Before that came a test with Carlin Motorsport in a Formula 3 car and he was happy with his performance overall – as were those watching on. The Brit had been debating with his managers whether a move from karting straight to Formula 3 would be the best route. However in the end a more conservative path was cleared with Formula Ford being the best place for Button to learn his race craft and engineering.
Some had doubted his talent prior to his debut in the series but he impressed on his debut with a confident third place finish. He steadily improved as the season went on and won the championship with seven wins and 133 points.

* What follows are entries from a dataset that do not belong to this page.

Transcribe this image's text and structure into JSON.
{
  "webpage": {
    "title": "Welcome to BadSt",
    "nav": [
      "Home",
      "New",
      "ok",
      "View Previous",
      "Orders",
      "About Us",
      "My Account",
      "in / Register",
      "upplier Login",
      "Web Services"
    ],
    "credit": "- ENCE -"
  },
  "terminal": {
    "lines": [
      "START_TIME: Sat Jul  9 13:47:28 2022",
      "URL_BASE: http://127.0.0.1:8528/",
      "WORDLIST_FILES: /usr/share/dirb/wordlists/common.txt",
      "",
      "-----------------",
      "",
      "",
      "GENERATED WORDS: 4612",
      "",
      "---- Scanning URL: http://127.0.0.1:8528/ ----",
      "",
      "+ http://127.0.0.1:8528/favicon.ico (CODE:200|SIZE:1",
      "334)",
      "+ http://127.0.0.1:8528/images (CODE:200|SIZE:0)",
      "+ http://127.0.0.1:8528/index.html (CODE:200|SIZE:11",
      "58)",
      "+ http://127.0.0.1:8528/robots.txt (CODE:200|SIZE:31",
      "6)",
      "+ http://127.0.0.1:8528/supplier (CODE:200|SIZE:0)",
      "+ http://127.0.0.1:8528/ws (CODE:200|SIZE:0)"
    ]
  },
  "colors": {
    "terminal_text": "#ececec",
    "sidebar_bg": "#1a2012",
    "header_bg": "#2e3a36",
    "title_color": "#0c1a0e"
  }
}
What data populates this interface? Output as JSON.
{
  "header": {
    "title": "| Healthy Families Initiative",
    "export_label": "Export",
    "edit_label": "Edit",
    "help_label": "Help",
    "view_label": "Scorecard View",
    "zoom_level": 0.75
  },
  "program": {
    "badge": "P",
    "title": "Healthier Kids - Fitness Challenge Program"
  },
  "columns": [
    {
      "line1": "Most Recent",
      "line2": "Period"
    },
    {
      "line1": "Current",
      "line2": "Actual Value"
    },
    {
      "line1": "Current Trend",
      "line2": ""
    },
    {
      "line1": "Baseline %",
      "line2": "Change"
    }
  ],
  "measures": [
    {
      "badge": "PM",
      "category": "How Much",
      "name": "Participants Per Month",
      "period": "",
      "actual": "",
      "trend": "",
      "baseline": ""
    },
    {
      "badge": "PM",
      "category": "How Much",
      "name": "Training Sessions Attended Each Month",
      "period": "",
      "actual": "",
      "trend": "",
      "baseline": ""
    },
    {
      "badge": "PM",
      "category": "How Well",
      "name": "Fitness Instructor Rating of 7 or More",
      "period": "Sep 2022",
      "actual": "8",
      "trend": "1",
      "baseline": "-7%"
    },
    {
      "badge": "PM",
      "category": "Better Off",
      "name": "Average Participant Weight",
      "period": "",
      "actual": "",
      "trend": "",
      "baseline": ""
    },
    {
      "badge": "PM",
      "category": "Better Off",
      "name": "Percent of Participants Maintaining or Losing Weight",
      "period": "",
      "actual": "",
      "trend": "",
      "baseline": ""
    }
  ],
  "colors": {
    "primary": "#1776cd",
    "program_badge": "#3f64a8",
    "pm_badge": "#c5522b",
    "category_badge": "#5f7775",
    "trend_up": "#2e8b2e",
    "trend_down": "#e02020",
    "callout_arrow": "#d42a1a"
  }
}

He also won the coveted Formula Ford Festival at Brands Hatch which catapulted him into being shortlisted for the BRDC McLaren Autosport Young Driver of the Year award.

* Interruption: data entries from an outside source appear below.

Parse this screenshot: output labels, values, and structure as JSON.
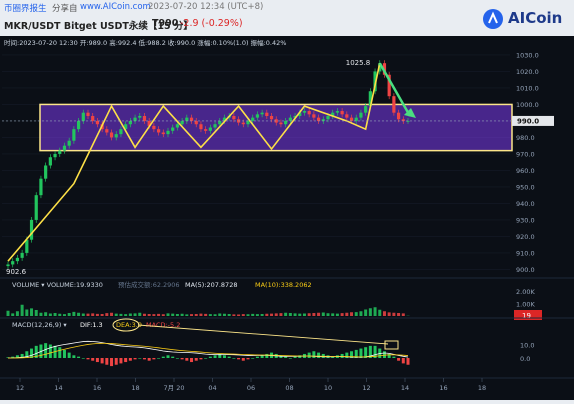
{
  "header": {
    "share_text": "币圈界报生",
    "share_from": "分享自",
    "share_url": "www.AICoin.com",
    "timestamp": "2023-07-20 12:34 (UTC+8)",
    "symbol": "MKR/USDT Bitget USDT永续【15 分】",
    "last": "T990",
    "change": "-2.9 (-0.29%)",
    "logo_text": "AICoin"
  },
  "ohlc_bar": {
    "text": "时间:2023-07-20 12:30  开:989.0  高:992.4  低:988.2  收:990.0  涨幅:0.10%(1.0)  振幅:0.42%"
  },
  "volume_bar": {
    "volume": "VOLUME ▾  VOLUME:19.9330",
    "amount": "预估成交额:62.2906",
    "ma5": "MA(5):207.8728",
    "ma10": "MA(10):338.2062"
  },
  "macd_bar": {
    "params": "MACD(12,26,9) ▾",
    "dif": "DIF:1.3",
    "dea": "DEA:3.9",
    "macd": "MACD:-5.2"
  },
  "colors": {
    "up": "#22c55e",
    "down": "#ef4444",
    "box_fill": "#7c3aed",
    "box_stroke": "#fde68a",
    "zigzag": "#fde047",
    "arrow": "#4ade80",
    "dif_line": "#ffffff",
    "dea_line": "#facc15"
  },
  "chart_data": {
    "type": "candlestick",
    "timeframe": "15m",
    "price_axis": {
      "ticks": [
        "1030.0",
        "1020.0",
        "1010.0",
        "1000.0",
        "990.0",
        "980.0",
        "970.0",
        "960.0",
        "950.0",
        "940.0",
        "930.0",
        "920.0",
        "910.0",
        "900.0"
      ],
      "range": [
        896,
        1033
      ],
      "current_label": "990.0"
    },
    "x_ticks": [
      "12",
      "14",
      "16",
      "18",
      "7月 20",
      "04",
      "06",
      "08",
      "10",
      "12",
      "14",
      "16",
      "18"
    ],
    "annotations": {
      "high_label": "1025.8",
      "low_label": "902.6",
      "consolidation_box": {
        "price_top": 1000,
        "price_bottom": 972
      },
      "zigzag_prices": [
        905,
        952,
        999,
        974,
        999,
        974,
        999,
        973,
        999,
        990,
        985,
        1025
      ],
      "arrow_prices": [
        1025,
        993
      ]
    },
    "price_approx": [
      903,
      905,
      907,
      910,
      918,
      930,
      945,
      955,
      963,
      968,
      970,
      972,
      975,
      978,
      985,
      990,
      995,
      993,
      990,
      988,
      985,
      983,
      980,
      982,
      985,
      988,
      990,
      992,
      993,
      990,
      987,
      985,
      983,
      982,
      984,
      986,
      988,
      990,
      992,
      990,
      988,
      985,
      984,
      986,
      988,
      990,
      992,
      993,
      991,
      989,
      988,
      990,
      992,
      994,
      995,
      993,
      991,
      989,
      988,
      990,
      992,
      993,
      995,
      996,
      994,
      992,
      990,
      991,
      993,
      995,
      996,
      994,
      992,
      990,
      992,
      995,
      999,
      1008,
      1020,
      1025,
      1018,
      1005,
      995,
      991,
      990,
      990
    ],
    "volume_axis": {
      "ticks": [
        "2.00K",
        "1.00K"
      ],
      "current_label": "19"
    },
    "volume_approx": [
      420,
      210,
      380,
      900,
      520,
      610,
      480,
      260,
      300,
      200,
      240,
      180,
      150,
      240,
      330,
      260,
      200,
      190,
      210,
      170,
      160,
      230,
      260,
      190,
      170,
      150,
      200,
      210,
      260,
      180,
      160,
      150,
      170,
      140,
      210,
      190,
      160,
      180,
      130,
      150,
      160,
      190,
      170,
      150,
      140,
      200,
      180,
      160,
      130,
      120,
      150,
      140,
      170,
      150,
      160,
      180,
      190,
      210,
      230,
      260,
      240,
      210,
      190,
      200,
      220,
      240,
      260,
      280,
      220,
      210,
      190,
      230,
      260,
      300,
      310,
      380,
      520,
      620,
      700,
      500,
      380,
      290,
      260,
      240,
      210,
      20
    ],
    "macd_axis": {
      "ticks": [
        "10.0",
        "0.0"
      ]
    },
    "macd_hist_approx": [
      0.5,
      1,
      2,
      3,
      5,
      7,
      9,
      10,
      11,
      10,
      9,
      8,
      6,
      4,
      2,
      1,
      0,
      -1,
      -2,
      -3,
      -4,
      -5,
      -6,
      -5,
      -4,
      -3,
      -2,
      -1,
      0,
      -1,
      -2,
      -1,
      0,
      1,
      2,
      1,
      0,
      -1,
      -2,
      -3,
      -2,
      -1,
      0,
      1,
      2,
      3,
      2,
      1,
      0,
      -1,
      -2,
      -1,
      0,
      1,
      2,
      3,
      4,
      3,
      2,
      1,
      0,
      1,
      2,
      3,
      4,
      5,
      4,
      3,
      2,
      1,
      2,
      3,
      4,
      5,
      6,
      7,
      8,
      9,
      9,
      7,
      5,
      3,
      1,
      -2,
      -4,
      -5
    ]
  }
}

In his year the selected drivers had to drive a Lotus Elise from the Silverstone Racing School, an F3 Dallara-Mugen and a Nissan Primera touring car alongside interviews to test their social and communications skills.

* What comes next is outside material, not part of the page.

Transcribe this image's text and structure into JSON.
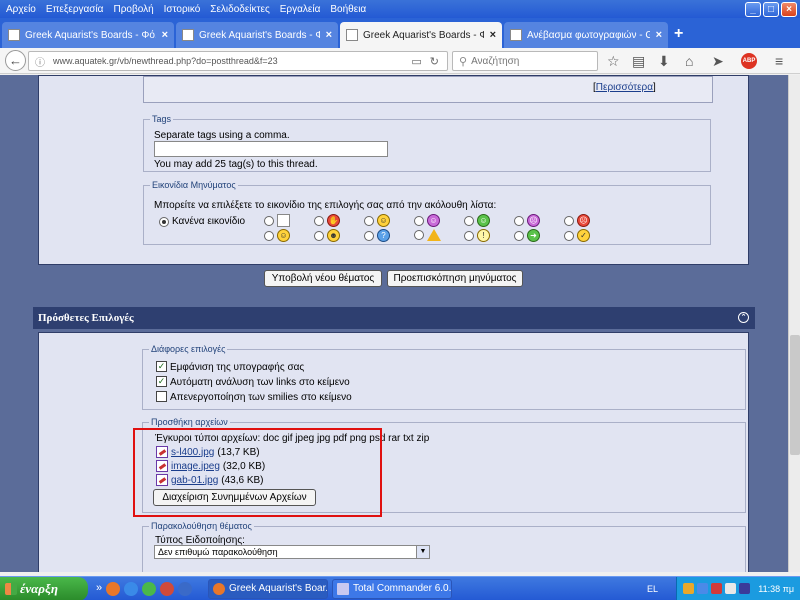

Jenson won the award with the prizes including a £50,000 cheque that helped hugely to get him into F3 for the following year, a test in a McLaren Mercedes F1 car and a bucket load of free publicity, Button had defied his critics and caught the attention of the F1 world.
His drive in the McLaren didn’t come until November 1999. By that time he had a full year of F3 under his belt and was in preparation for a test with the Prost F1 Team. Prior to that, he took the route of progressing to the British Formula 3 – a championship that had propelled former winners to F1.
However Button didn’t necessarily have to win the title in order to catch the eyes of F1 teams. Yes, he had to do well but what made him an even more enticing prospect was his backing from his then-manager David Robertson and numerous businesses and sponsors, all of whom had their eyes set on him progressing up the ladder as quickly as possible.
He declined offers from two teams to drive the Macau Grand Prix prior to his Formula 3 debut and signed for Promatecme. Boss Serge Saulnier was impressed by Keith Sutton – from Sutton Images – sales pitch, he helped Button through his early career much like he did with publicising Ayrton Senna, and offered Button a test at Magny-Cours.
He was immediately impressed and offered Button a drive for 1999. In just his second season in single seaters, Button qualified for the first race at Donnington Park on pole and finished the first race in second. He came sixth at the next round at the Silverstone circuit but won his first race at Thruxton shortly after.
A tough next two rounds at the Brands Hatch ‘double header’ saw the 19-year-old finish eighth and seventh, hampered by his Renault engine which had comparatively less power. Fifth at Oulton Park was disappointing and his title challenge took another turn when he registered his first and only retirement of the season at Croft after his throttle stuck open.
Sixth, second and 11th at the next rounds put him further out of title contention but he rounded out the season with two wins, one at Pembrey and one at Silverstone, alongside two second places, a fourth and an unfortunate retirement in the final round of the season after a tangle.
He rounded out his season with a second place at the prestigious Macau Grand Prix and finishing runner-up at the Korea Super Prix.
His debut Formula 3 season saw him finish third in the championship, best of the rest with a less powerful engine and catching plenty of attention from high profile F1 personnel.
After just 35 races in single-seaters, Button successfully completed his test with McLaren. A test in the Prost F1 car and a shoot-out for the second 2000 Williams seat gave him plenty of F1 experience and the rest, they say, is history…
Jack Leslie is a freelance motorsport and Formula 1 journalist. He has been part of the Richland F1 team since the very start and made his F1 paddock debut for the website at the 2014 Austrian Grand Prix. Jack also writes for Car Throttle, RumbleStripNews, Formula1Blog, PureF1 and F1 Plus, as well as running a popular blog.